------ Supplied entries ------

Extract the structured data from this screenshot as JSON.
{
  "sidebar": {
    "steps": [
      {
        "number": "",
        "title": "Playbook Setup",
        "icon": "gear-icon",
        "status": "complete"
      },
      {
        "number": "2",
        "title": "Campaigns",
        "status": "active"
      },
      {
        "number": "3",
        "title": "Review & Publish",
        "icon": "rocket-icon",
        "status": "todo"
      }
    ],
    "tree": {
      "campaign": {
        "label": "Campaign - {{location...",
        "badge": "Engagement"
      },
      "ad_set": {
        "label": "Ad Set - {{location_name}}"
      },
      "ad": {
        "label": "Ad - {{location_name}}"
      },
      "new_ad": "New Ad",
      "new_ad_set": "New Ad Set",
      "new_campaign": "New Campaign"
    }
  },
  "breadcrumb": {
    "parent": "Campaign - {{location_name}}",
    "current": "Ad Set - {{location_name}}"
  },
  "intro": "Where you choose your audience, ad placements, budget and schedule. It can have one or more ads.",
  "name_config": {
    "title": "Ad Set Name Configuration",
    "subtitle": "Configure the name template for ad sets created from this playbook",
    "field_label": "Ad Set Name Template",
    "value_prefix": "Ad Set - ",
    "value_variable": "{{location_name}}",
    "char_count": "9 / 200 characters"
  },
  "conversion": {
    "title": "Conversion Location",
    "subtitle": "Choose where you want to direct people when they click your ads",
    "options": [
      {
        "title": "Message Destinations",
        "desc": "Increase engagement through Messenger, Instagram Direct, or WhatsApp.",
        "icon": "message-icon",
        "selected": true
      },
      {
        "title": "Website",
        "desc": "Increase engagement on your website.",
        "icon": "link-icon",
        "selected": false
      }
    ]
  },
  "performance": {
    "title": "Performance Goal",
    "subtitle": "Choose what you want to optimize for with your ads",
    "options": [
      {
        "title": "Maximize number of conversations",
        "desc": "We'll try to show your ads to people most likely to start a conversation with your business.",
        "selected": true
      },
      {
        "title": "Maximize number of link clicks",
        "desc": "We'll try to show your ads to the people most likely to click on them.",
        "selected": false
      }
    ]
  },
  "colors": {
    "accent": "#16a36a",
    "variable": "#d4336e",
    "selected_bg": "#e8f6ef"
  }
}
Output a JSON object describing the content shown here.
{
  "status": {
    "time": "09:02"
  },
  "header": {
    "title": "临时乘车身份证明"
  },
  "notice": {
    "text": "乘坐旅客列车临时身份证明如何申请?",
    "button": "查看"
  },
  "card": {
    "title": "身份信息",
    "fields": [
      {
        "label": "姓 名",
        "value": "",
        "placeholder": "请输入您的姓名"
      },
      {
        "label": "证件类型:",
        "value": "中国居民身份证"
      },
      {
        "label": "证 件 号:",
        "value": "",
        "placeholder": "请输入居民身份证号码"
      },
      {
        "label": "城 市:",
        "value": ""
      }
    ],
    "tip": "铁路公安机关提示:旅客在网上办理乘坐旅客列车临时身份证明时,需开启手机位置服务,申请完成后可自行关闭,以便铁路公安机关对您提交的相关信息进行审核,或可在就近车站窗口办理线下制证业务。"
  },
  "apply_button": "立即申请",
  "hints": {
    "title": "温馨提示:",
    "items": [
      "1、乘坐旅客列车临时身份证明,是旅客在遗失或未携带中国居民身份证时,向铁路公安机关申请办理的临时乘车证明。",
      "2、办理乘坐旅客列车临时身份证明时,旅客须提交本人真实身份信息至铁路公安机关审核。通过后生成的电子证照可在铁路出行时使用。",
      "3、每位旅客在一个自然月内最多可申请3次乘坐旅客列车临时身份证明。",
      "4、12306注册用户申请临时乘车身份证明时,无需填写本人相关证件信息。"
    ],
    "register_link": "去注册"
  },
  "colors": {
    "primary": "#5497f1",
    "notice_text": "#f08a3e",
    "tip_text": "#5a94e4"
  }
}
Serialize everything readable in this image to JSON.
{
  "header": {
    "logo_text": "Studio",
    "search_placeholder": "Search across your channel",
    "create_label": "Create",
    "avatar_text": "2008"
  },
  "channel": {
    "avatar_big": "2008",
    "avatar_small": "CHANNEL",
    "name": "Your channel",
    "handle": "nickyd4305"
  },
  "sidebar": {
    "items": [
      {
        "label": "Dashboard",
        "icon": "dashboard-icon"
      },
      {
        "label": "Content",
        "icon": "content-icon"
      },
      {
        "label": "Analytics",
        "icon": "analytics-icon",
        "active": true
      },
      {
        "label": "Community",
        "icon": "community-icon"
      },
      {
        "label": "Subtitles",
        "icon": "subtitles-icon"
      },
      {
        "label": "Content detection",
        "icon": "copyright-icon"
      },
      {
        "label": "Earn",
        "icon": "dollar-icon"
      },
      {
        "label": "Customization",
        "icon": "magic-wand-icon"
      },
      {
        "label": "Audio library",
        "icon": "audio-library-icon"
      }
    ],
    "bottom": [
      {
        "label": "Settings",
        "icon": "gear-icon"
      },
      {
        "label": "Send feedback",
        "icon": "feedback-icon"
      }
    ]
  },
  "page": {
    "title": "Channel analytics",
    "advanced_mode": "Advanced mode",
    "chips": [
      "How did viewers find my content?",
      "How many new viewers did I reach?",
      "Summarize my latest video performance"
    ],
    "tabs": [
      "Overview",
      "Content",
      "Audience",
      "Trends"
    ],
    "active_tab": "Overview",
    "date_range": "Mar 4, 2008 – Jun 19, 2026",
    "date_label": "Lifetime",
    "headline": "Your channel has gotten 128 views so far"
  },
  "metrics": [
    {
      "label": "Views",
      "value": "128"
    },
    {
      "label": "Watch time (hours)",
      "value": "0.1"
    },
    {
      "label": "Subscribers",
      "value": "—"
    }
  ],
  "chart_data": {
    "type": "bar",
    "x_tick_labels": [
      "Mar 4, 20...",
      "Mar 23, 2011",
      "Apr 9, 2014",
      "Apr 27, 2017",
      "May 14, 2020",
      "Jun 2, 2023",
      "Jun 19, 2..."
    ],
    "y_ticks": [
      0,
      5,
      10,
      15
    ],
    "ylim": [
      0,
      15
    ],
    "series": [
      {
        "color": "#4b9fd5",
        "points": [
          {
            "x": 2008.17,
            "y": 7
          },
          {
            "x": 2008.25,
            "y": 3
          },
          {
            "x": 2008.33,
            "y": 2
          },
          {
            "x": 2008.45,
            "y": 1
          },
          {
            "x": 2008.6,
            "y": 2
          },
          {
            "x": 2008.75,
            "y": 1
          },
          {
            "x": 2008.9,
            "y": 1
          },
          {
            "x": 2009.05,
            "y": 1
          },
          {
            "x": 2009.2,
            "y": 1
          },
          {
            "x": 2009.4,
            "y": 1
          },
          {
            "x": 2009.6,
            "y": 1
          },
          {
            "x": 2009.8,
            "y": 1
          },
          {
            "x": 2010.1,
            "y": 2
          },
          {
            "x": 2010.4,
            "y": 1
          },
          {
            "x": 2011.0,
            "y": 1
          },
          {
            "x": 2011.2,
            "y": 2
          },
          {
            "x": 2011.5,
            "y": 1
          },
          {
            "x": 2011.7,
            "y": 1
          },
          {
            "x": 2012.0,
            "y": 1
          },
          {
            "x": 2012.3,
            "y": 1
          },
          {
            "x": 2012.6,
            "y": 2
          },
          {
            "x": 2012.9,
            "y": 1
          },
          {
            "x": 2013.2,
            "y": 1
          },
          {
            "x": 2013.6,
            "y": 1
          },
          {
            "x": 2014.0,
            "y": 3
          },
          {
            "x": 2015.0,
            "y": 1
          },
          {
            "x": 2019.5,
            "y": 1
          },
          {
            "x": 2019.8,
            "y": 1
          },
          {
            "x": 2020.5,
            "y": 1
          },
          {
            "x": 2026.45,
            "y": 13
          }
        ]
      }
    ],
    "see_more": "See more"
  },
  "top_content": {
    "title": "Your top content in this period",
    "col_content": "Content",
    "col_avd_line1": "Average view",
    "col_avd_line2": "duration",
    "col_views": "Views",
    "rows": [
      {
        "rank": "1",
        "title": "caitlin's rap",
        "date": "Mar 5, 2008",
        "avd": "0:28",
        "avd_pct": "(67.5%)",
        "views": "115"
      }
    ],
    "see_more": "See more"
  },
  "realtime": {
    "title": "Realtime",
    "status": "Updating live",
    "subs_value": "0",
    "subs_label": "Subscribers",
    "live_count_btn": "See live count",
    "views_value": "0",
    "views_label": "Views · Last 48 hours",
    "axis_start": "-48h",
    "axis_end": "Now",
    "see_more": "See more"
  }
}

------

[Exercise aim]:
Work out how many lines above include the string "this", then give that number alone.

[Reply]:
4